Task item
The text of every record, exactly as given and with no pictures, should be your output.

== Records shown

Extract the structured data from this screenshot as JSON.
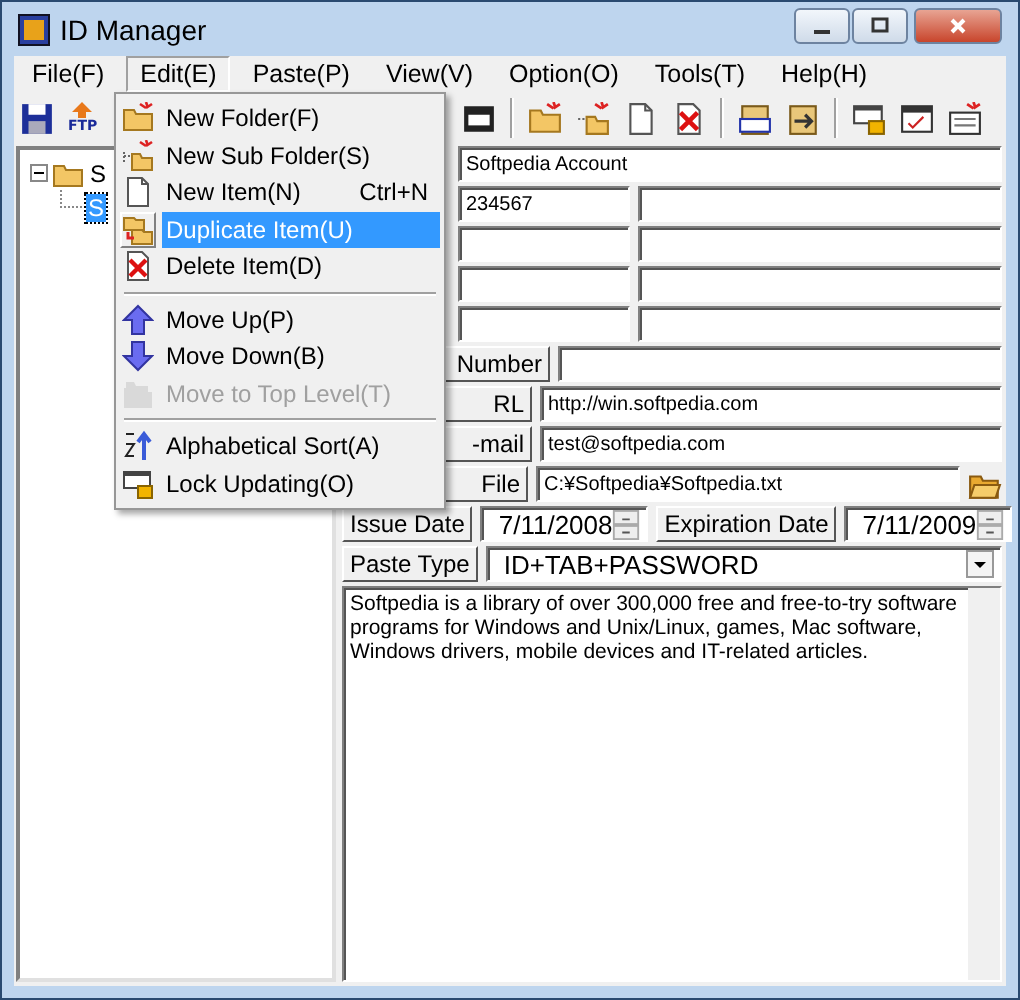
{
  "window": {
    "title": "ID Manager"
  },
  "menu_bar": [
    {
      "label": "File(F)",
      "selected": false
    },
    {
      "label": "Edit(E)",
      "selected": true
    },
    {
      "label": "Paste(P)",
      "selected": false
    },
    {
      "label": "View(V)",
      "selected": false
    },
    {
      "label": "Option(O)",
      "selected": false
    },
    {
      "label": "Tools(T)",
      "selected": false
    },
    {
      "label": "Help(H)",
      "selected": false
    }
  ],
  "toolbar": {
    "ftp_label": "FTP"
  },
  "tree": [
    {
      "label": "S",
      "selected": false,
      "expanded": true,
      "children": [
        {
          "label": "S",
          "selected": true
        }
      ]
    }
  ],
  "form": {
    "title_value": "Softpedia Account",
    "account_value": "234567",
    "number": {
      "label": "Number"
    },
    "url": {
      "label": "RL",
      "value": "http://win.softpedia.com"
    },
    "email": {
      "label": "-mail",
      "value": "test@softpedia.com"
    },
    "file": {
      "label": "File",
      "value": "C:¥Softpedia¥Softpedia.txt"
    },
    "issue_date": {
      "label": "Issue Date",
      "value": "7/11/2008"
    },
    "expiration_date": {
      "label": "Expiration Date",
      "value": "7/11/2009"
    },
    "paste_type": {
      "label": "Paste Type",
      "value": "ID+TAB+PASSWORD"
    },
    "notes": "Softpedia is a library of over 300,000 free and free-to-try software programs for Windows and Unix/Linux, games, Mac software, Windows drivers, mobile devices and IT-related articles."
  },
  "context_menu": [
    {
      "kind": "item",
      "label": "New Folder(F)",
      "selected": false,
      "disabled": false
    },
    {
      "kind": "item",
      "label": "New Sub Folder(S)",
      "selected": false,
      "disabled": false
    },
    {
      "kind": "item",
      "label": "New Item(N)",
      "shortcut": "Ctrl+N",
      "selected": false,
      "disabled": false
    },
    {
      "kind": "item",
      "label": "Duplicate Item(U)",
      "selected": true,
      "disabled": false
    },
    {
      "kind": "item",
      "label": "Delete Item(D)",
      "selected": false,
      "disabled": false
    },
    {
      "kind": "separator"
    },
    {
      "kind": "item",
      "label": "Move Up(P)",
      "selected": false,
      "disabled": false
    },
    {
      "kind": "item",
      "label": "Move Down(B)",
      "selected": false,
      "disabled": false
    },
    {
      "kind": "item",
      "label": "Move to Top Level(T)",
      "selected": false,
      "disabled": true
    },
    {
      "kind": "separator"
    },
    {
      "kind": "item",
      "label": "Alphabetical Sort(A)",
      "selected": false,
      "disabled": false
    },
    {
      "kind": "item",
      "label": "Lock Updating(O)",
      "selected": false,
      "disabled": false
    }
  ]
}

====

Solution
Extract the structured data from this screenshot as JSON.
{
  "window": {
    "title": "ID Manager"
  },
  "menu_bar": [
    {
      "label": "File(F)",
      "selected": false
    },
    {
      "label": "Edit(E)",
      "selected": true
    },
    {
      "label": "Paste(P)",
      "selected": false
    },
    {
      "label": "View(V)",
      "selected": false
    },
    {
      "label": "Option(O)",
      "selected": false
    },
    {
      "label": "Tools(T)",
      "selected": false
    },
    {
      "label": "Help(H)",
      "selected": false
    }
  ],
  "toolbar": {
    "ftp_label": "FTP"
  },
  "tree": [
    {
      "label": "S",
      "selected": false,
      "expanded": true,
      "children": [
        {
          "label": "S",
          "selected": true
        }
      ]
    }
  ],
  "form": {
    "title_value": "Softpedia Account",
    "account_value": "234567",
    "number": {
      "label": "Number"
    },
    "url": {
      "label": "RL",
      "value": "http://win.softpedia.com"
    },
    "email": {
      "label": "-mail",
      "value": "test@softpedia.com"
    },
    "file": {
      "label": "File",
      "value": "C:¥Softpedia¥Softpedia.txt"
    },
    "issue_date": {
      "label": "Issue Date",
      "value": "7/11/2008"
    },
    "expiration_date": {
      "label": "Expiration Date",
      "value": "7/11/2009"
    },
    "paste_type": {
      "label": "Paste Type",
      "value": "ID+TAB+PASSWORD"
    },
    "notes": "Softpedia is a library of over 300,000 free and free-to-try software programs for Windows and Unix/Linux, games, Mac software, Windows drivers, mobile devices and IT-related articles."
  },
  "context_menu": [
    {
      "kind": "item",
      "label": "New Folder(F)",
      "selected": false,
      "disabled": false
    },
    {
      "kind": "item",
      "label": "New Sub Folder(S)",
      "selected": false,
      "disabled": false
    },
    {
      "kind": "item",
      "label": "New Item(N)",
      "shortcut": "Ctrl+N",
      "selected": false,
      "disabled": false
    },
    {
      "kind": "item",
      "label": "Duplicate Item(U)",
      "selected": true,
      "disabled": false
    },
    {
      "kind": "item",
      "label": "Delete Item(D)",
      "selected": false,
      "disabled": false
    },
    {
      "kind": "separator"
    },
    {
      "kind": "item",
      "label": "Move Up(P)",
      "selected": false,
      "disabled": false
    },
    {
      "kind": "item",
      "label": "Move Down(B)",
      "selected": false,
      "disabled": false
    },
    {
      "kind": "item",
      "label": "Move to Top Level(T)",
      "selected": false,
      "disabled": true
    },
    {
      "kind": "separator"
    },
    {
      "kind": "item",
      "label": "Alphabetical Sort(A)",
      "selected": false,
      "disabled": false
    },
    {
      "kind": "item",
      "label": "Lock Updating(O)",
      "selected": false,
      "disabled": false
    }
  ]
}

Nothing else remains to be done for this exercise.